The CDC Now Recommends One-Time Hepatitis C Test for Baby Boomers
SIOUX FALLS (Feb. 1, 2013) - Baby Boomers – the largest population group in the United States – share common memories of hula hoops, rock ‘n’ roll, record albums and TV sit-coms. Unfortunately, members of this generation born between 1945 and 1965 also share a higher risk of liver damage due to hepatitis C.
“Hepatitis C is a silent killer,” said Dr. Hesham Elgouhari, hepatologist with Avera Medical Group Liver Disease Sioux Falls. Hepatitis C is a liver disease that results from infection with the hepatitis C virus. The disease can cause serious health problems including liver damage, cirrhosis, liver cancer and even death. In fact, hepatitis C is a leading cause of liver cancer and the leading cause of liver transplants. “People with hepatitis C often have no symptoms and can live with an infection for decades without feeling ill,” Dr. Elgouhari said.
The liver has many functions, but its main role is to filter blood from the digestive tract before it goes to the rest of the body. The liver detoxifies chemicals and metabolizes drugs. It also produces proteins which are important for blood clotting and other functions. “There is no replacement for the human liver,” Dr. Elgouhari said. There are no medical procedures or treatments which can provide liver function, for example, in the way that dialysis can substitute for kidney function. “The only cure for liver failure is a liver transplant.”
More than 75 percent of adults with hepatitis C were born from 1945 through 1965, and most don’t know they are infected. Baby Boomers are five times more likely to be infected with hepatitis C than other population groups. Yet serious complications for this silent disease are preventable through appropriate treatment. That’s why the Centers for Disease Control and Prevention (CDC) now recommends that everyone born between 1945 and 1965 have a one-time blood test for hepatitis C.
“There are a lot of people in our region who have a hepatitis C infection, and don’t even know it,” Dr. Elgouhari said.
Why are Baby Boomers at higher risk? It’s believed that many people became infected decades ago, in the 1970s and 1980s, when rates of hepatitis C were the highest. Hepatitis C is primarily spread through contact with blood from an infected person. Possible ways of infection include receiving contaminated blood and blood products before widespread screening of the blood supply began in 1992 and universal precautions were adopted, or injecting drugs, even if only once in the past. Still, many Baby Boomers with hepatitis C do not know how or when they were infected.

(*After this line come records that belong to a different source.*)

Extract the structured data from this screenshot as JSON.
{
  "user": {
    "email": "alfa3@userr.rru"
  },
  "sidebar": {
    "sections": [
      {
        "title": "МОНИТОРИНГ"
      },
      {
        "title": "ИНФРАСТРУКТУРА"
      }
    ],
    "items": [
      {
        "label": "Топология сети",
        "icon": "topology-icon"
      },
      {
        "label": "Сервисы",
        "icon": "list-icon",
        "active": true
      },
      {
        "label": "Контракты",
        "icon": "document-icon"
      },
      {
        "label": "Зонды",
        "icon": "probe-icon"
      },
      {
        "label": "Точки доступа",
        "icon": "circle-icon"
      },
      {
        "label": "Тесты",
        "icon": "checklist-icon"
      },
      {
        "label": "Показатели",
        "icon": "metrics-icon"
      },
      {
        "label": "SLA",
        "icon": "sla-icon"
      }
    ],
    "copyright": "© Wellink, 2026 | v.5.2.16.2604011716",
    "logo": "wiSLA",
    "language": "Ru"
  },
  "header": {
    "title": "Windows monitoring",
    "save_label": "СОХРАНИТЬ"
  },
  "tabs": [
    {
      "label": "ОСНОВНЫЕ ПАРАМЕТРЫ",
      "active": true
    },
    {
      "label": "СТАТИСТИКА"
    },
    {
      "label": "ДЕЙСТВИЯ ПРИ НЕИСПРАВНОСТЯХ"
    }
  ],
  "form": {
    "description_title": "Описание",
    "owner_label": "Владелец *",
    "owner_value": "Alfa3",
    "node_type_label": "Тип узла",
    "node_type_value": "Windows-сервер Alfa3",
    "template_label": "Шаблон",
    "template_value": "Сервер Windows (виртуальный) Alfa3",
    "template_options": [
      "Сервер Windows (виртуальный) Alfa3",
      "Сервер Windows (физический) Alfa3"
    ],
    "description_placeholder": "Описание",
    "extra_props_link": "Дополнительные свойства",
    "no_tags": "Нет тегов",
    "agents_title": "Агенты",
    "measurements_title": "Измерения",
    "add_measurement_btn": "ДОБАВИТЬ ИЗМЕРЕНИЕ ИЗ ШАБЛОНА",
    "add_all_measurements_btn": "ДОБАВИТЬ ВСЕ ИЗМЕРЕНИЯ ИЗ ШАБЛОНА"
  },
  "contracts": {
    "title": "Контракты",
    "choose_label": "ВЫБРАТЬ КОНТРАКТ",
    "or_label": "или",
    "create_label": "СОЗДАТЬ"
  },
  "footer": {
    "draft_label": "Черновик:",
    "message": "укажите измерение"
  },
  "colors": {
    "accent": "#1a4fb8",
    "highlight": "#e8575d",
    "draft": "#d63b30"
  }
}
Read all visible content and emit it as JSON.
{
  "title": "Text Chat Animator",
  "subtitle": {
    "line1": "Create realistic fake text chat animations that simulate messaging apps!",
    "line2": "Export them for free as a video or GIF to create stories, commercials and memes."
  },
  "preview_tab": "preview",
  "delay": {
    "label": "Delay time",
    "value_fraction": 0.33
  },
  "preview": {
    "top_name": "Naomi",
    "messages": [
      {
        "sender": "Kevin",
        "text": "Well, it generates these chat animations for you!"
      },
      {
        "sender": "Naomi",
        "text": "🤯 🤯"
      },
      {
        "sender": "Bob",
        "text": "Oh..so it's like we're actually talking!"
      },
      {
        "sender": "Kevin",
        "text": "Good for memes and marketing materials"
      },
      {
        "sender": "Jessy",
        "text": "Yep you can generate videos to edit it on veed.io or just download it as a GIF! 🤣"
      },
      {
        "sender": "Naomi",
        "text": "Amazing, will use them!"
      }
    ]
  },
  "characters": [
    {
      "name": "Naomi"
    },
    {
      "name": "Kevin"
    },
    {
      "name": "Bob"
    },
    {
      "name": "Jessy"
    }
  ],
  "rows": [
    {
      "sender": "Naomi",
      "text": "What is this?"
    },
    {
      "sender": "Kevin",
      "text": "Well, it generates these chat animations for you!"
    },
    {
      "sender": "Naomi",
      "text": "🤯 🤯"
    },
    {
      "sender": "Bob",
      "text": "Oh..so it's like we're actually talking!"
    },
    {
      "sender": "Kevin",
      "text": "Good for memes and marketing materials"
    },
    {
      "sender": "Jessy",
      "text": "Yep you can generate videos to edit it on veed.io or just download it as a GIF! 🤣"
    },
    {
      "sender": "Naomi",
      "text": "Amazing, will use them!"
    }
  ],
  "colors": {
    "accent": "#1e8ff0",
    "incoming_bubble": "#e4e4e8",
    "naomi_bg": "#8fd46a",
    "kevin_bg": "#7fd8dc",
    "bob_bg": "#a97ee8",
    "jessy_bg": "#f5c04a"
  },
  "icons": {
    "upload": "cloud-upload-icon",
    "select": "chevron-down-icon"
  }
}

In addition to Baby Boomers, anyone who received a blood transfusion before July 1992, and anyone who has a history of IV drug use – even one time – should be screened with the hepatitis C virus (HCV) test, also known as the hepatitis C antibody test. It’s a simple blood test performed at a physician’s clinic.
New medications have recently been approved by the FDA, making treatment more effective than ever. “If treatment is effective, it essentially cures hepatitis C, and a patient’s risk for liver failure and liver-related death goes down significantly,” Dr. Elgouhari said. “Our goal is to catch hepatitis C early – before it can cause significant liver damage. If you believe you might be at risk for hepatitis C, ask your primary care provider about the one-time blood test to check for this virus.”
To learn more, go to www.AveraLiverDisease.org